### WHAT THE TASK REQUIRES
Please restate the entries verbatim. The copy should hold no pictures.

### PROVIDED DATA
|---|

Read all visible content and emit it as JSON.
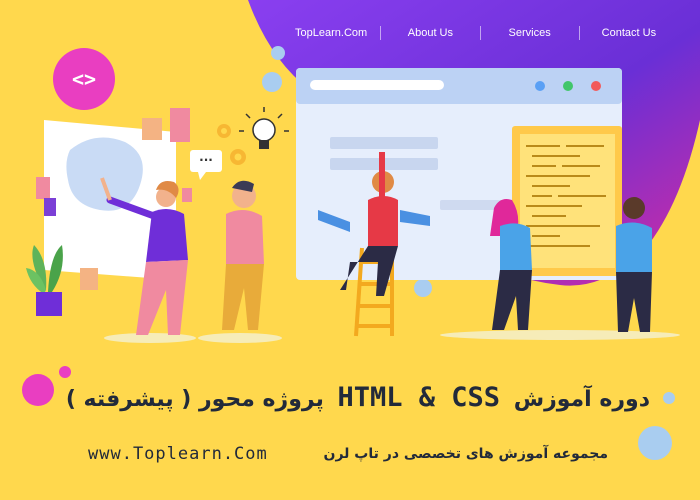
{
  "nav": {
    "items": [
      {
        "label": "TopLearn.Com"
      },
      {
        "label": "About Us"
      },
      {
        "label": "Services"
      },
      {
        "label": "Contact Us"
      }
    ]
  },
  "badge": {
    "code_symbol": "<>"
  },
  "speech_bubble": {
    "text": "..."
  },
  "caption": {
    "title_prefix": "دوره آموزش",
    "title_en": "HTML & CSS",
    "title_suffix": "پروژه محور ( پیشرفته )",
    "subtitle": "مجموعه آموزش های تخصصی در تاپ لرن",
    "website": "www.Toplearn.Com"
  },
  "colors": {
    "background": "#ffd84d",
    "purple": "#6f2ed8",
    "magenta": "#e0289a",
    "dark_text": "#222a3a",
    "light_blue": "#a9cdf0"
  }
}
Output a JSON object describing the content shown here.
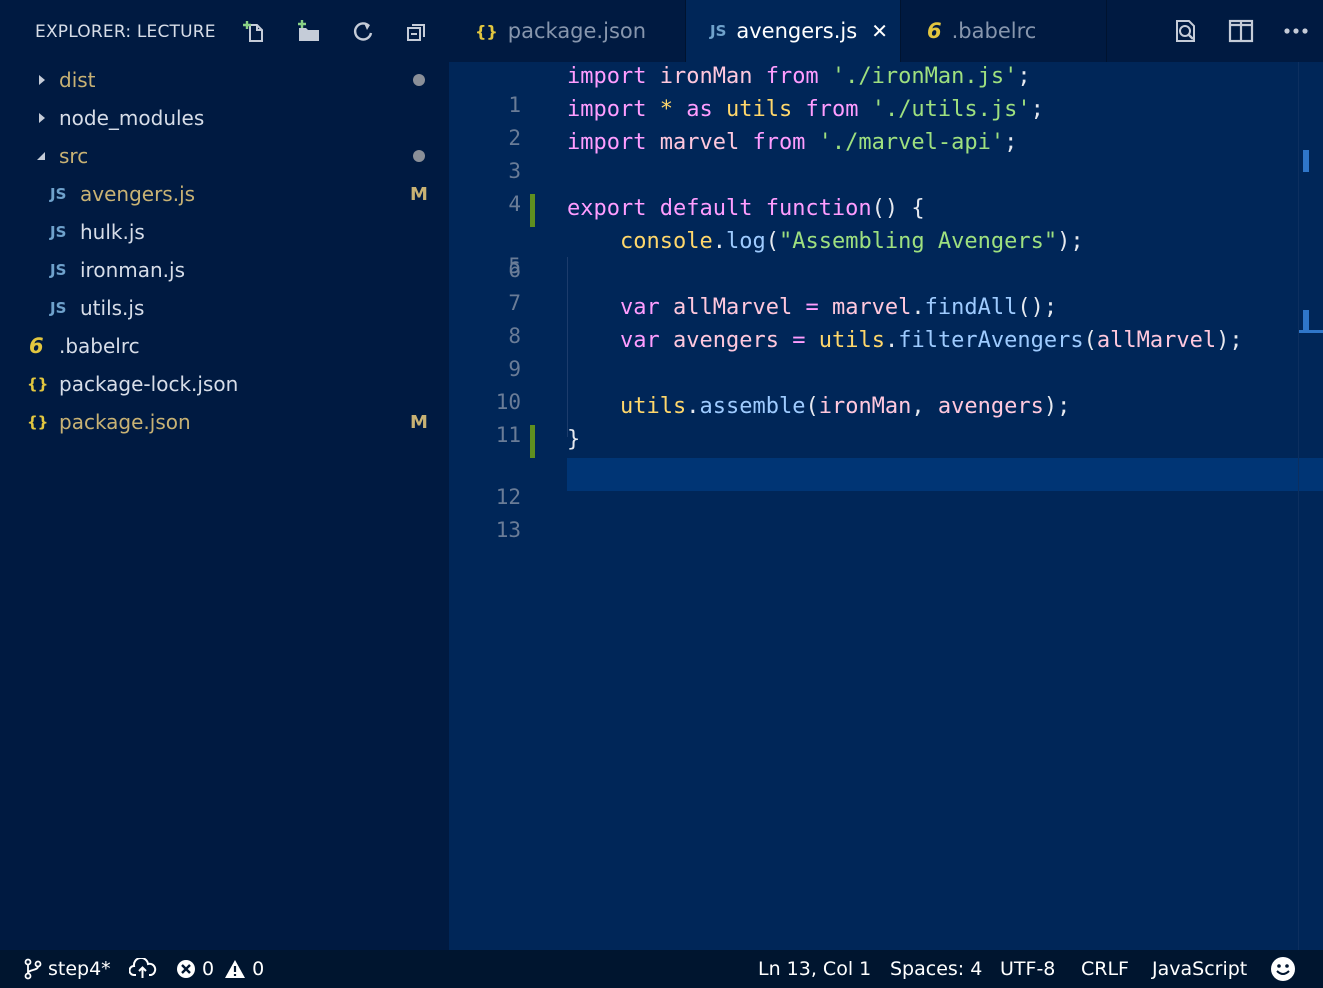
{
  "sidebar": {
    "title": "EXPLORER: LECTURE",
    "actions": [
      "new-file-icon",
      "new-folder-icon",
      "refresh-icon",
      "collapse-all-icon"
    ],
    "items": [
      {
        "label": "dist",
        "kind": "folder",
        "expanded": false,
        "dot": true,
        "badge": ""
      },
      {
        "label": "node_modules",
        "kind": "folder",
        "expanded": false,
        "dot": false,
        "badge": ""
      },
      {
        "label": "src",
        "kind": "folder",
        "expanded": true,
        "dot": true,
        "badge": ""
      },
      {
        "label": "avengers.js",
        "kind": "js",
        "icon_text": "JS",
        "badge": "M"
      },
      {
        "label": "hulk.js",
        "kind": "js",
        "icon_text": "JS",
        "badge": ""
      },
      {
        "label": "ironman.js",
        "kind": "js",
        "icon_text": "JS",
        "badge": ""
      },
      {
        "label": "utils.js",
        "kind": "js",
        "icon_text": "JS",
        "badge": ""
      },
      {
        "label": ".babelrc",
        "kind": "babel",
        "icon_text": "6",
        "badge": ""
      },
      {
        "label": "package-lock.json",
        "kind": "json",
        "icon_text": "{}",
        "badge": ""
      },
      {
        "label": "package.json",
        "kind": "json",
        "icon_text": "{}",
        "badge": "M"
      }
    ]
  },
  "tabs": [
    {
      "label": "package.json",
      "icon_text": "{}",
      "active": false
    },
    {
      "label": "avengers.js",
      "icon_text": "JS",
      "active": true,
      "close": "✕"
    },
    {
      "label": ".babelrc",
      "icon_text": "6",
      "active": false
    }
  ],
  "editor_actions": [
    "search-preview-icon",
    "split-editor-icon",
    "more-actions-icon"
  ],
  "editor": {
    "current_line": 13,
    "lines": [
      {
        "n": "1"
      },
      {
        "n": "2"
      },
      {
        "n": "3"
      },
      {
        "n": "4"
      },
      {
        "n": "5"
      },
      {
        "n": "6"
      },
      {
        "n": "7"
      },
      {
        "n": "8"
      },
      {
        "n": "9"
      },
      {
        "n": "10"
      },
      {
        "n": "11"
      },
      {
        "n": "12"
      },
      {
        "n": "13"
      }
    ],
    "code": {
      "l1": [
        "import",
        " ironMan",
        " from",
        " './ironMan.js'",
        ";"
      ],
      "l2": [
        "import",
        " *",
        " as",
        " utils",
        " from",
        " './utils.js'",
        ";"
      ],
      "l3": [
        "import",
        " marvel",
        " from",
        " './marvel-api'",
        ";"
      ],
      "l5": [
        "export",
        " default",
        " function",
        "()",
        " {"
      ],
      "l6": [
        "console",
        ".",
        "log",
        "(",
        "\"Assembling Avengers\"",
        ");"
      ],
      "l8": [
        "var",
        " allMarvel",
        " =",
        " marvel",
        ".",
        "findAll",
        "();"
      ],
      "l9": [
        "var",
        " avengers",
        " =",
        " utils",
        ".",
        "filterAvengers",
        "(",
        "allMarvel",
        ");"
      ],
      "l11": [
        "utils",
        ".",
        "assemble",
        "(",
        "ironMan",
        ",",
        " avengers",
        ");"
      ],
      "l12": [
        "}"
      ]
    }
  },
  "statusbar": {
    "branch": "step4*",
    "errors": "0",
    "warnings": "0",
    "position": "Ln 13, Col 1",
    "spaces": "Spaces: 4",
    "encoding": "UTF-8",
    "eol": "CRLF",
    "language": "JavaScript"
  },
  "colors": {
    "js_icon": "#6fa2cc",
    "json_icon": "#e2c63f",
    "babel_icon": "#e2c63f",
    "modified": "#c8b274",
    "gutter_modified": "#5f8f1f"
  }
}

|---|

### PROBLEM SOLUTION
Read all visible content and emit it as JSON.
{
  "nav": {
    "items": [
      {
        "label": "TopLearn.Com"
      },
      {
        "label": "About Us"
      },
      {
        "label": "Services"
      },
      {
        "label": "Contact Us"
      }
    ]
  },
  "badge": {
    "code_symbol": "<>"
  },
  "speech_bubble": {
    "text": "..."
  },
  "caption": {
    "title_prefix": "دوره آموزش",
    "title_en": "HTML & CSS",
    "title_suffix": "پروژه محور ( پیشرفته )",
    "subtitle": "مجموعه آموزش های تخصصی در تاپ لرن",
    "website": "www.Toplearn.Com"
  },
  "colors": {
    "background": "#ffd84d",
    "purple": "#6f2ed8",
    "magenta": "#e0289a",
    "dark_text": "#222a3a",
    "light_blue": "#a9cdf0"
  }
}
Output a JSON object describing the content shown here.
{
  "sidebar": {
    "title": "EXPLORER: LECTURE",
    "actions": [
      "new-file-icon",
      "new-folder-icon",
      "refresh-icon",
      "collapse-all-icon"
    ],
    "items": [
      {
        "label": "dist",
        "kind": "folder",
        "expanded": false,
        "dot": true,
        "badge": ""
      },
      {
        "label": "node_modules",
        "kind": "folder",
        "expanded": false,
        "dot": false,
        "badge": ""
      },
      {
        "label": "src",
        "kind": "folder",
        "expanded": true,
        "dot": true,
        "badge": ""
      },
      {
        "label": "avengers.js",
        "kind": "js",
        "icon_text": "JS",
        "badge": "M"
      },
      {
        "label": "hulk.js",
        "kind": "js",
        "icon_text": "JS",
        "badge": ""
      },
      {
        "label": "ironman.js",
        "kind": "js",
        "icon_text": "JS",
        "badge": ""
      },
      {
        "label": "utils.js",
        "kind": "js",
        "icon_text": "JS",
        "badge": ""
      },
      {
        "label": ".babelrc",
        "kind": "babel",
        "icon_text": "6",
        "badge": ""
      },
      {
        "label": "package-lock.json",
        "kind": "json",
        "icon_text": "{}",
        "badge": ""
      },
      {
        "label": "package.json",
        "kind": "json",
        "icon_text": "{}",
        "badge": "M"
      }
    ]
  },
  "tabs": [
    {
      "label": "package.json",
      "icon_text": "{}",
      "active": false
    },
    {
      "label": "avengers.js",
      "icon_text": "JS",
      "active": true,
      "close": "✕"
    },
    {
      "label": ".babelrc",
      "icon_text": "6",
      "active": false
    }
  ],
  "editor_actions": [
    "search-preview-icon",
    "split-editor-icon",
    "more-actions-icon"
  ],
  "editor": {
    "current_line": 13,
    "lines": [
      {
        "n": "1"
      },
      {
        "n": "2"
      },
      {
        "n": "3"
      },
      {
        "n": "4"
      },
      {
        "n": "5"
      },
      {
        "n": "6"
      },
      {
        "n": "7"
      },
      {
        "n": "8"
      },
      {
        "n": "9"
      },
      {
        "n": "10"
      },
      {
        "n": "11"
      },
      {
        "n": "12"
      },
      {
        "n": "13"
      }
    ],
    "code": {
      "l1": [
        "import",
        " ironMan",
        " from",
        " './ironMan.js'",
        ";"
      ],
      "l2": [
        "import",
        " *",
        " as",
        " utils",
        " from",
        " './utils.js'",
        ";"
      ],
      "l3": [
        "import",
        " marvel",
        " from",
        " './marvel-api'",
        ";"
      ],
      "l5": [
        "export",
        " default",
        " function",
        "()",
        " {"
      ],
      "l6": [
        "console",
        ".",
        "log",
        "(",
        "\"Assembling Avengers\"",
        ");"
      ],
      "l8": [
        "var",
        " allMarvel",
        " =",
        " marvel",
        ".",
        "findAll",
        "();"
      ],
      "l9": [
        "var",
        " avengers",
        " =",
        " utils",
        ".",
        "filterAvengers",
        "(",
        "allMarvel",
        ");"
      ],
      "l11": [
        "utils",
        ".",
        "assemble",
        "(",
        "ironMan",
        ",",
        " avengers",
        ");"
      ],
      "l12": [
        "}"
      ]
    }
  },
  "statusbar": {
    "branch": "step4*",
    "errors": "0",
    "warnings": "0",
    "position": "Ln 13, Col 1",
    "spaces": "Spaces: 4",
    "encoding": "UTF-8",
    "eol": "CRLF",
    "language": "JavaScript"
  },
  "colors": {
    "js_icon": "#6fa2cc",
    "json_icon": "#e2c63f",
    "babel_icon": "#e2c63f",
    "modified": "#c8b274",
    "gutter_modified": "#5f8f1f"
  }
}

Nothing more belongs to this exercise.